He was beginning to feel like a hunted man whose every move was under surveillance, and his temper was strained to the breaking point. And yet, Paul thought irritably, here he was standing in the April sun, trying for some obscure reason to protect Whitney from the criticism she richly deserved.
A pretty girl, several years younger than the others in the group, glanced at Paul. "I think I'll go and see what's keeping Whitney," said Emily Williams. She hurried across the lawn and along the whitewashed fence adjoining the stable. Shoving open the big double doors, Emily looked down the wide gloomy corridor lined with stalls on both sides. "Where is Miss Whitney?" she asked the stableboy who was currying a sorrel gelding.
"In there, Miss." Even in the muted light, Emily saw his face suffuse with color as he nodded toward a door adjacent to the tack room.

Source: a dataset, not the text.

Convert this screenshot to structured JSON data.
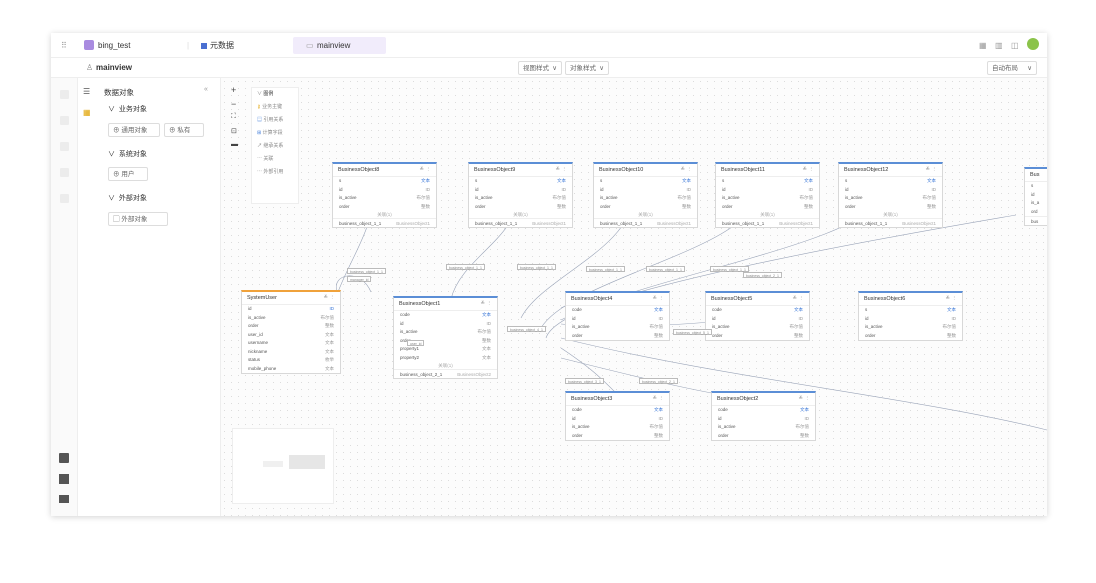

With a puzzled glance at the flushing stableboy, Emily tapped lightly on the designated door and stepped inside, then froze at the sight that greeted her: Whitney Allison Stone's long legs were encased in coarse brown britches that clung startlingly to her slender hips and were held in place at her narrow waist with a length of rope. Above the riding britches she wore a thin chemise.